This HBBTR from a single hospital, while giving a glimpse of the varied incidence of brain tumors, is limited in usage. In-depth studies from across various hospitals in the country are important to have a nationally representative data on the incidence of brain tumors in developing countries like India. It is imperative that a concerted effort be made to create such pan-hospital brain tumor databases. In this respect, such registries would be the key drivers for obtaining better and more robust data which could eventually be stored in HBCRs and PBCRs. These could then be used to provide the baseline data to better understand the epidemiological profile and etiology of primary brain tumors and guide research toward those with highest mortality and/or incidence. This would be a step forward toward translational research in the field of neuro-oncology, which would impact future treatment outcomes for brain tumor patients.
We would like to thank and acknowledge the efforts of Apoorva Anil, Shivayogi D. Shwetha, Nagabhishek Natesh, Harsha S. Sugur, and Kruthika B. S. for their contribution to the process of data collection, and M. R. Chandrashekar, A. R. Ananthalakshmi and Tilak D. for their help in retrieving the older records. Also, we would like to thank the Department of Neuropathology, NIMHANS, for allowing us to access their database.
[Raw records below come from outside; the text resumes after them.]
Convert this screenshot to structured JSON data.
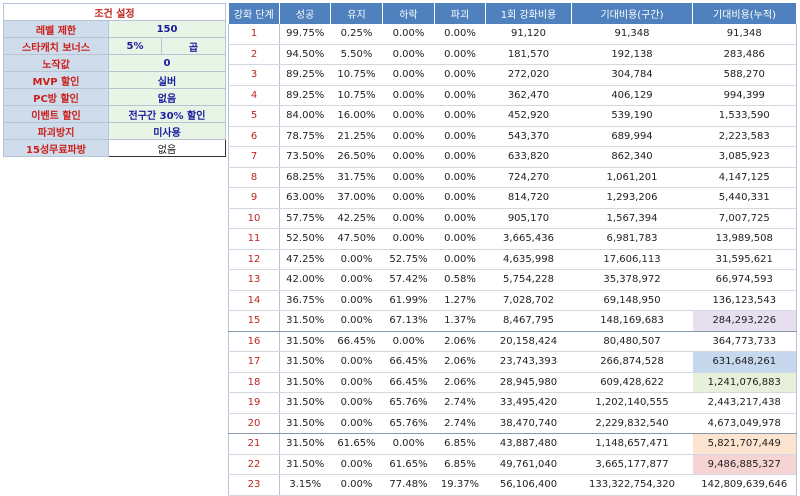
{
  "conditions": {
    "title": "조건 설정",
    "rows": [
      {
        "label": "레벨 제한",
        "value": "150"
      },
      {
        "label": "스타캐치 보너스",
        "value": "5%",
        "value2": "곱"
      },
      {
        "label": "노작값",
        "value": "0"
      },
      {
        "label": "MVP 할인",
        "value": "실버"
      },
      {
        "label": "PC방 할인",
        "value": "없음"
      },
      {
        "label": "이벤트 할인",
        "value": "전구간 30% 할인"
      },
      {
        "label": "파괴방지",
        "value": "미사용"
      },
      {
        "label": "15성무료파방",
        "value": "없음"
      }
    ],
    "dropdown_icon": "chevron-down-icon"
  },
  "table": {
    "headers": [
      "강화 단계",
      "성공",
      "유지",
      "하락",
      "파괴",
      "1회 강화비용",
      "기대비용(구간)",
      "기대비용(누적)"
    ],
    "rows": [
      [
        "1",
        "99.75%",
        "0.25%",
        "0.00%",
        "0.00%",
        "91,120",
        "91,348",
        "91,348"
      ],
      [
        "2",
        "94.50%",
        "5.50%",
        "0.00%",
        "0.00%",
        "181,570",
        "192,138",
        "283,486"
      ],
      [
        "3",
        "89.25%",
        "10.75%",
        "0.00%",
        "0.00%",
        "272,020",
        "304,784",
        "588,270"
      ],
      [
        "4",
        "89.25%",
        "10.75%",
        "0.00%",
        "0.00%",
        "362,470",
        "406,129",
        "994,399"
      ],
      [
        "5",
        "84.00%",
        "16.00%",
        "0.00%",
        "0.00%",
        "452,920",
        "539,190",
        "1,533,590"
      ],
      [
        "6",
        "78.75%",
        "21.25%",
        "0.00%",
        "0.00%",
        "543,370",
        "689,994",
        "2,223,583"
      ],
      [
        "7",
        "73.50%",
        "26.50%",
        "0.00%",
        "0.00%",
        "633,820",
        "862,340",
        "3,085,923"
      ],
      [
        "8",
        "68.25%",
        "31.75%",
        "0.00%",
        "0.00%",
        "724,270",
        "1,061,201",
        "4,147,125"
      ],
      [
        "9",
        "63.00%",
        "37.00%",
        "0.00%",
        "0.00%",
        "814,720",
        "1,293,206",
        "5,440,331"
      ],
      [
        "10",
        "57.75%",
        "42.25%",
        "0.00%",
        "0.00%",
        "905,170",
        "1,567,394",
        "7,007,725"
      ],
      [
        "11",
        "52.50%",
        "47.50%",
        "0.00%",
        "0.00%",
        "3,665,436",
        "6,981,783",
        "13,989,508"
      ],
      [
        "12",
        "47.25%",
        "0.00%",
        "52.75%",
        "0.00%",
        "4,635,998",
        "17,606,113",
        "31,595,621"
      ],
      [
        "13",
        "42.00%",
        "0.00%",
        "57.42%",
        "0.58%",
        "5,754,228",
        "35,378,972",
        "66,974,593"
      ],
      [
        "14",
        "36.75%",
        "0.00%",
        "61.99%",
        "1.27%",
        "7,028,702",
        "69,148,950",
        "136,123,543"
      ],
      [
        "15",
        "31.50%",
        "0.00%",
        "67.13%",
        "1.37%",
        "8,467,795",
        "148,169,683",
        "284,293,226"
      ],
      [
        "16",
        "31.50%",
        "66.45%",
        "0.00%",
        "2.06%",
        "20,158,424",
        "80,480,507",
        "364,773,733"
      ],
      [
        "17",
        "31.50%",
        "0.00%",
        "66.45%",
        "2.06%",
        "23,743,393",
        "266,874,528",
        "631,648,261"
      ],
      [
        "18",
        "31.50%",
        "0.00%",
        "66.45%",
        "2.06%",
        "28,945,980",
        "609,428,622",
        "1,241,076,883"
      ],
      [
        "19",
        "31.50%",
        "0.00%",
        "65.76%",
        "2.74%",
        "33,495,420",
        "1,202,140,555",
        "2,443,217,438"
      ],
      [
        "20",
        "31.50%",
        "0.00%",
        "65.76%",
        "2.74%",
        "38,470,740",
        "2,229,832,540",
        "4,673,049,978"
      ],
      [
        "21",
        "31.50%",
        "61.65%",
        "0.00%",
        "6.85%",
        "43,887,480",
        "1,148,657,471",
        "5,821,707,449"
      ],
      [
        "22",
        "31.50%",
        "0.00%",
        "61.65%",
        "6.85%",
        "49,761,040",
        "3,665,177,877",
        "9,486,885,327"
      ],
      [
        "23",
        "3.15%",
        "0.00%",
        "77.48%",
        "19.37%",
        "56,106,400",
        "133,322,754,320",
        "142,809,639,646"
      ]
    ],
    "highlights": {
      "15": "#e6dff0",
      "17": "#c5d8ee",
      "18": "#e6f0da",
      "21": "#fde4d0",
      "22": "#f6d4d4"
    }
  }
}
Financial support and sponsorship
Conflicts of interest
There are no conflicts of interest.
[Figure 1], [Figure 2], [Figure 3], [Figure 4], [Figure 5], [Figure 6], [Figure 7], [Figure 8]
[Table 1], [Table 2]